By his own count, Harwell called more than 8,300 major league games, starting with the Dodgers and continuing with the Giants and Baltimore Orioles before joining the Tigers. He missed two games outside of the ‘92 season: one for his brother’s funeral in 1968, the other when he was inducted into the National Sportscasters and Sportswriters Association Hall of Fame in 1989.
The Georgia native’s easygoing manner and love of baseball endeared him to generations of Tigers fans, enhancing the club’s finest moments and making its struggles more bearable.
Even casual fans could tick off Harwell catchphrases: “Looooooong gone!” for a home run; “He stood there like the house by the side of the road and watched that one go by” for a batter taking a called third strike; and “Two for the price of one!” for a double play.
Foul balls into the stands were “Caught by a man from (whatever town in the area that came to his mind).”
“I started that after I got to Detroit in 1961 or ‘62, and it just happened by accident,” Harwell explained. “I said, ‘A guy from Grosse Pointe caught that foul ball,’ then the next ones were caught by a guy from Saginaw or a lady from Lansing.”
The Baseball Hall of Fame honoured Harwell in 1981 with the Ford C. Frick Award, given annually to a broadcaster for major contributions to baseball.
Harwell tempered his with modesty. “I just want people to remember me as a guy who showed up for work and tried to do a good job,” Harwell told the AP weeks before he retired in 2002.
As Detroit struggled late in Harwell’s career — the Tigers had losing records in each of his final nine years in the booth — he became a reminder of better times. A life-sized statue of Harwell stands at the entrance to Comerica Park and its press box is called “The Ernie Harwell Media Center.”

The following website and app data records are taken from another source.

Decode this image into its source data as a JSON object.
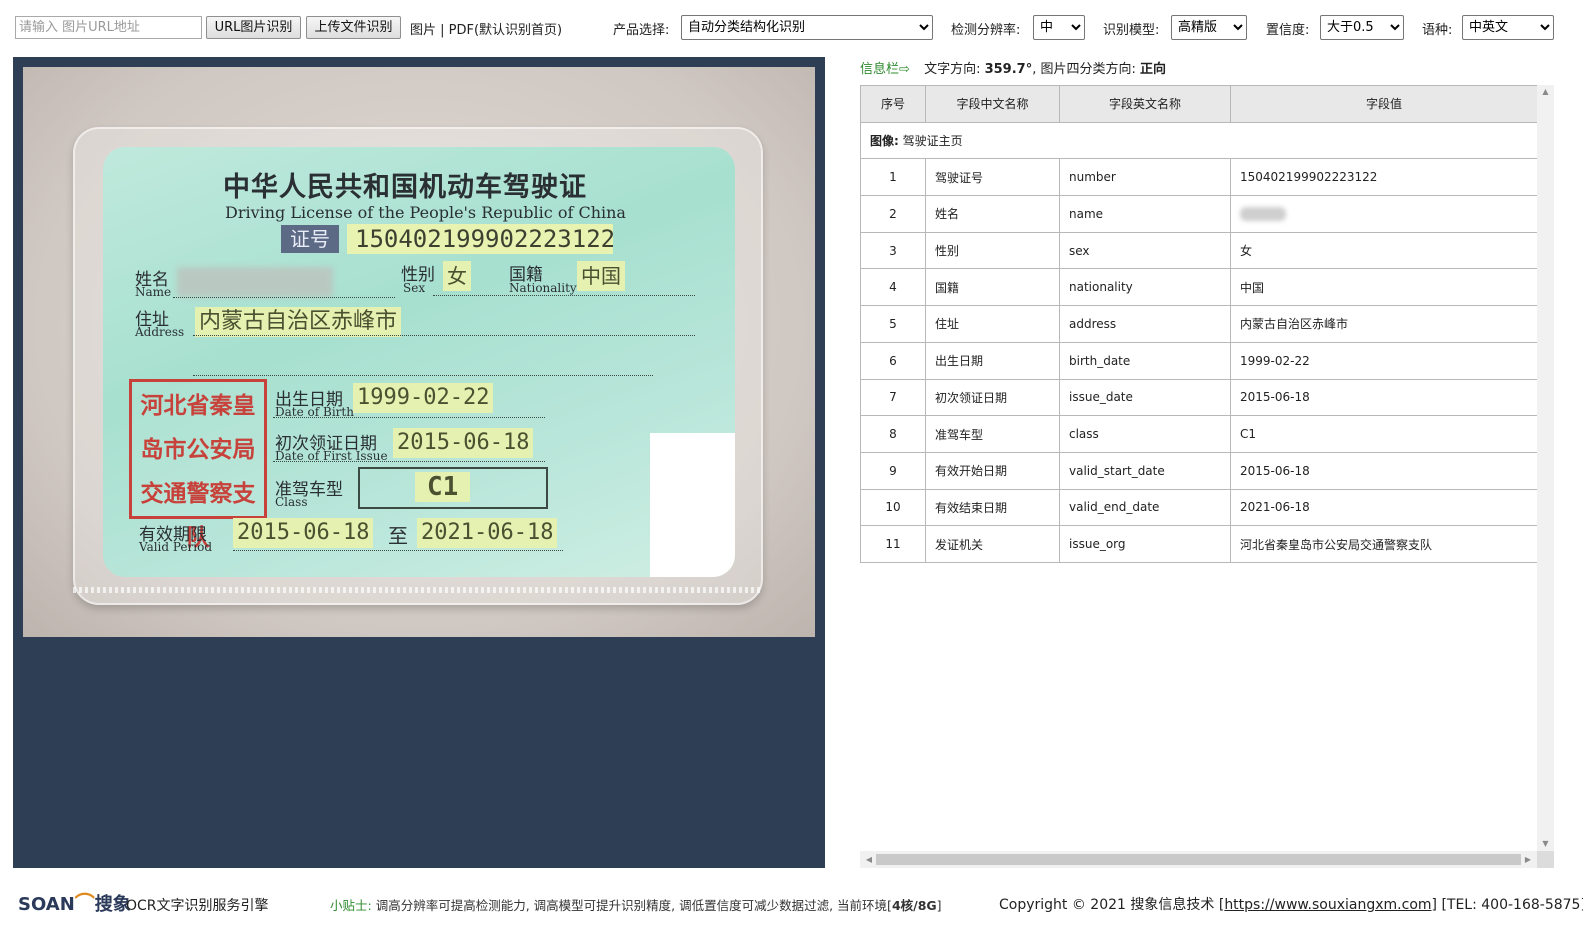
{
  "toolbar": {
    "url_placeholder": "请输入 图片URL地址",
    "url_button": "URL图片识别",
    "upload_button": "上传文件识别",
    "format_hint": "图片 | PDF(默认识别首页)",
    "product_label": "产品选择:",
    "product_value": "自动分类结构化识别",
    "resolution_label": "检测分辨率:",
    "resolution_value": "中",
    "model_label": "识别模型:",
    "model_value": "高精版",
    "confidence_label": "置信度:",
    "confidence_value": "大于0.5",
    "language_label": "语种:",
    "language_value": "中英文"
  },
  "card": {
    "title": "中华人民共和国机动车驾驶证",
    "subtitle": "Driving License of the People's Republic of China",
    "cert_no_label": "证号",
    "cert_no": "150402199902223122",
    "name_cn": "姓名",
    "name_en": "Name",
    "sex_cn": "性别",
    "sex_en": "Sex",
    "sex_value": "女",
    "nationality_cn": "国籍",
    "nationality_en": "Nationality",
    "nationality_value": "中国",
    "address_cn": "住址",
    "address_en": "Address",
    "address_value": "内蒙古自治区赤峰市",
    "seal_line1": "河北省秦皇",
    "seal_line2": "岛市公安局",
    "seal_line3": "交通警察支队",
    "dob_cn": "出生日期",
    "dob_en": "Date of Birth",
    "dob_value": "1999-02-22",
    "first_issue_cn": "初次领证日期",
    "first_issue_en": "Date of First Issue",
    "first_issue_value": "2015-06-18",
    "class_cn": "准驾车型",
    "class_en": "Class",
    "class_value": "C1",
    "valid_cn": "有效期限",
    "valid_en": "Valid Period",
    "valid_start": "2015-06-18",
    "valid_to": "至",
    "valid_end": "2021-06-18"
  },
  "info": {
    "title": "信息栏",
    "arrow": "⇨",
    "text_direction_label": "文字方向:",
    "text_direction_value": "359.7°",
    "orientation_label": ", 图片四分类方向:",
    "orientation_value": "正向"
  },
  "table": {
    "headers": [
      "序号",
      "字段中文名称",
      "字段英文名称",
      "字段值"
    ],
    "group_label": "图像:",
    "group_value": "驾驶证主页",
    "rows": [
      {
        "idx": "1",
        "cn": "驾驶证号",
        "en": "number",
        "value": "150402199902223122"
      },
      {
        "idx": "2",
        "cn": "姓名",
        "en": "name",
        "value": ""
      },
      {
        "idx": "3",
        "cn": "性别",
        "en": "sex",
        "value": "女"
      },
      {
        "idx": "4",
        "cn": "国籍",
        "en": "nationality",
        "value": "中国"
      },
      {
        "idx": "5",
        "cn": "住址",
        "en": "address",
        "value": "内蒙古自治区赤峰市"
      },
      {
        "idx": "6",
        "cn": "出生日期",
        "en": "birth_date",
        "value": "1999-02-22"
      },
      {
        "idx": "7",
        "cn": "初次领证日期",
        "en": "issue_date",
        "value": "2015-06-18"
      },
      {
        "idx": "8",
        "cn": "准驾车型",
        "en": "class",
        "value": "C1"
      },
      {
        "idx": "9",
        "cn": "有效开始日期",
        "en": "valid_start_date",
        "value": "2015-06-18"
      },
      {
        "idx": "10",
        "cn": "有效结束日期",
        "en": "valid_end_date",
        "value": "2021-06-18"
      },
      {
        "idx": "11",
        "cn": "发证机关",
        "en": "issue_org",
        "value": "河北省秦皇岛市公安局交通警察支队"
      }
    ]
  },
  "footer": {
    "logo_text": "SOAN",
    "logo_cn": "搜象",
    "engine_name": "OCR文字识别服务引擎",
    "tip_label": "小贴士:",
    "tip_text": "调高分辨率可提高检测能力, 调高模型可提升识别精度, 调低置信度可减少数据过滤, 当前环境[",
    "tip_env": "4核/8G",
    "tip_end": "]",
    "copyright_prefix": "Copyright © 2021 搜象信息技术 [",
    "copyright_link": "https://www.souxiangxm.com",
    "copyright_suffix": "] [TEL: 400-168-5875]"
  }
}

Survivors include his wife of 68 years, Lulu, and four children.